The Commens Dictionary

Quote from ‘On Quantity, with special reference to Collectional and Mathematical Infinity’


There is pure mathematics and applied mathematics. Pure mathematicians should strenuously object to a definition which should limit their hypotheses to such as are subservient to the discovery of objective truth. A romancer who draws any necessary deductions from the situations he creates (as every romancer does) is beyond doubt doing mathematical work; and the charm of romance is in part due to the natural interest we have in tracing necessary consequences. But this is applied mathematics for the reason that the hypotheses are clothed with accidents which are not relevant to the forms of deduction. Mathematical hypotheses are such as are adapted to the tracing of necessary conclusions; the hypotheses of pure mathematics are stripped of all accidents which do not affect the form of deduction, that is, the relations of the conclusions to the premises.

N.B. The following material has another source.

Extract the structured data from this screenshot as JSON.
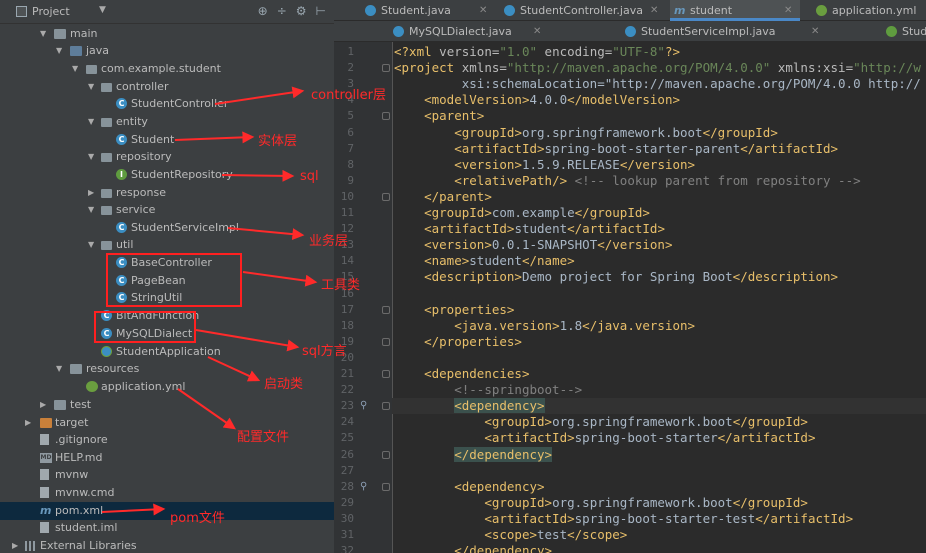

We thus finally reach this definition. Mathematics is the study of the substance of hypotheses with a view to the tracing of necessary conclusions from them. It is pure when the hypothes[e]s contain nothing not relevant to the forms of deduction.

1895 [c.]
MS [R] 14:4
Editorial Annotations: 

In the original, the last line reads "It is pure when the hypothesis contain nothing not relevant to the forms of deduction"

‘Pure Mathematics’ (pub. 11.09.14-10:57). Quote in M. Bergman & S. Paavola (Eds.), The Commens Dictionary: Peirce's Terms in His Own Words. New Edition. Retrieved from
Sep 04, 2014, 15:53 by Mats Bergman
Sep 11, 2014, 10:57